• _WHAT IS EXPECTED_
The records that follow are to be repeated exactly, in full.

• _DATA FOR ANALYSIS_
▼
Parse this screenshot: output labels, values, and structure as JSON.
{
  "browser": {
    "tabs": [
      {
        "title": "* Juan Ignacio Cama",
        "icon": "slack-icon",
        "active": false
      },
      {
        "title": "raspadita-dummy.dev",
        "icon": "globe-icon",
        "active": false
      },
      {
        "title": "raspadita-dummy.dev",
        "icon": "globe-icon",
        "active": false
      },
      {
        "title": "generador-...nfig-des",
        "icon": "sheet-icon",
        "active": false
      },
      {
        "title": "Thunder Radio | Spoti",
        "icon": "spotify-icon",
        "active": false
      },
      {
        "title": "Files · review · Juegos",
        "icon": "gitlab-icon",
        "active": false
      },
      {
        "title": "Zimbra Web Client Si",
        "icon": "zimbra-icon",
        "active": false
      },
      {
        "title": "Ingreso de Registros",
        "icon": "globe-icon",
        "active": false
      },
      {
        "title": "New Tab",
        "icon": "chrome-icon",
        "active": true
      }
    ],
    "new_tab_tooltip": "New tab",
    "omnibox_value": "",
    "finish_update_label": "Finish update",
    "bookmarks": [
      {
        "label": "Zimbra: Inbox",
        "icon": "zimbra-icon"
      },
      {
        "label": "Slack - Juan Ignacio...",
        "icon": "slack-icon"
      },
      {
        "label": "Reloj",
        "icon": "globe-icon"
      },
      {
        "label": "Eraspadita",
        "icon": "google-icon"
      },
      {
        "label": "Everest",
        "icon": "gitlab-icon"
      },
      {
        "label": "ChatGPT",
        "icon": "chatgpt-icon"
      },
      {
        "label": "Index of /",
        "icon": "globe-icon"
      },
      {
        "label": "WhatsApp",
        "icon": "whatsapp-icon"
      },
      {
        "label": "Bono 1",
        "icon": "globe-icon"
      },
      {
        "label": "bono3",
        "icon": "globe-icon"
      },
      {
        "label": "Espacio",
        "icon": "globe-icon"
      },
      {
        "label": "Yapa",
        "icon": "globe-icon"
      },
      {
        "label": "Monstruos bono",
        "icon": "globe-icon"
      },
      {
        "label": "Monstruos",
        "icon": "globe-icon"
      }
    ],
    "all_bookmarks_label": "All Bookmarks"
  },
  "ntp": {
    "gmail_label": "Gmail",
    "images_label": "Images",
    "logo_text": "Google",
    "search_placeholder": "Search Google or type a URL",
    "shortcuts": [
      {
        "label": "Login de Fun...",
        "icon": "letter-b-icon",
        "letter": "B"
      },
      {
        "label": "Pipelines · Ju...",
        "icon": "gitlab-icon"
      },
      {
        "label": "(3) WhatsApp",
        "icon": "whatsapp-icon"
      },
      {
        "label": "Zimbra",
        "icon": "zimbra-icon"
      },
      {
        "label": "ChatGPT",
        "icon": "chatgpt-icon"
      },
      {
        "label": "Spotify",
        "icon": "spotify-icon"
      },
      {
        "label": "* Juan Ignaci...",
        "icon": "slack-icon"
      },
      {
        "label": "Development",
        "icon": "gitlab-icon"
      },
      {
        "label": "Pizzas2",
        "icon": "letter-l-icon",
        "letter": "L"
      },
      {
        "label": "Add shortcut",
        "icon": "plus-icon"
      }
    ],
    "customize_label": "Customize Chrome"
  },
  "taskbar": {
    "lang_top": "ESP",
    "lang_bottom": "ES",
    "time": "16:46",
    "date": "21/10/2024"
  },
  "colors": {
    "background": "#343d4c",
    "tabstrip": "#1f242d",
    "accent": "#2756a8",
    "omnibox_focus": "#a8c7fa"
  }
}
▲
• _WRITTEN SOLUTION_
Parse this screenshot: output labels, values, and structure as JSON.
{
  "browser": {
    "tabs": [
      {
        "title": "* Juan Ignacio Cama",
        "icon": "slack-icon",
        "active": false
      },
      {
        "title": "raspadita-dummy.dev",
        "icon": "globe-icon",
        "active": false
      },
      {
        "title": "raspadita-dummy.dev",
        "icon": "globe-icon",
        "active": false
      },
      {
        "title": "generador-...nfig-des",
        "icon": "sheet-icon",
        "active": false
      },
      {
        "title": "Thunder Radio | Spoti",
        "icon": "spotify-icon",
        "active": false
      },
      {
        "title": "Files · review · Juegos",
        "icon": "gitlab-icon",
        "active": false
      },
      {
        "title": "Zimbra Web Client Si",
        "icon": "zimbra-icon",
        "active": false
      },
      {
        "title": "Ingreso de Registros",
        "icon": "globe-icon",
        "active": false
      },
      {
        "title": "New Tab",
        "icon": "chrome-icon",
        "active": true
      }
    ],
    "new_tab_tooltip": "New tab",
    "omnibox_value": "",
    "finish_update_label": "Finish update",
    "bookmarks": [
      {
        "label": "Zimbra: Inbox",
        "icon": "zimbra-icon"
      },
      {
        "label": "Slack - Juan Ignacio...",
        "icon": "slack-icon"
      },
      {
        "label": "Reloj",
        "icon": "globe-icon"
      },
      {
        "label": "Eraspadita",
        "icon": "google-icon"
      },
      {
        "label": "Everest",
        "icon": "gitlab-icon"
      },
      {
        "label": "ChatGPT",
        "icon": "chatgpt-icon"
      },
      {
        "label": "Index of /",
        "icon": "globe-icon"
      },
      {
        "label": "WhatsApp",
        "icon": "whatsapp-icon"
      },
      {
        "label": "Bono 1",
        "icon": "globe-icon"
      },
      {
        "label": "bono3",
        "icon": "globe-icon"
      },
      {
        "label": "Espacio",
        "icon": "globe-icon"
      },
      {
        "label": "Yapa",
        "icon": "globe-icon"
      },
      {
        "label": "Monstruos bono",
        "icon": "globe-icon"
      },
      {
        "label": "Monstruos",
        "icon": "globe-icon"
      }
    ],
    "all_bookmarks_label": "All Bookmarks"
  },
  "ntp": {
    "gmail_label": "Gmail",
    "images_label": "Images",
    "logo_text": "Google",
    "search_placeholder": "Search Google or type a URL",
    "shortcuts": [
      {
        "label": "Login de Fun...",
        "icon": "letter-b-icon",
        "letter": "B"
      },
      {
        "label": "Pipelines · Ju...",
        "icon": "gitlab-icon"
      },
      {
        "label": "(3) WhatsApp",
        "icon": "whatsapp-icon"
      },
      {
        "label": "Zimbra",
        "icon": "zimbra-icon"
      },
      {
        "label": "ChatGPT",
        "icon": "chatgpt-icon"
      },
      {
        "label": "Spotify",
        "icon": "spotify-icon"
      },
      {
        "label": "* Juan Ignaci...",
        "icon": "slack-icon"
      },
      {
        "label": "Development",
        "icon": "gitlab-icon"
      },
      {
        "label": "Pizzas2",
        "icon": "letter-l-icon",
        "letter": "L"
      },
      {
        "label": "Add shortcut",
        "icon": "plus-icon"
      }
    ],
    "customize_label": "Customize Chrome"
  },
  "taskbar": {
    "lang_top": "ESP",
    "lang_bottom": "ES",
    "time": "16:46",
    "date": "21/10/2024"
  },
  "colors": {
    "background": "#343d4c",
    "tabstrip": "#1f242d",
    "accent": "#2756a8",
    "omnibox_focus": "#a8c7fa"
  }
}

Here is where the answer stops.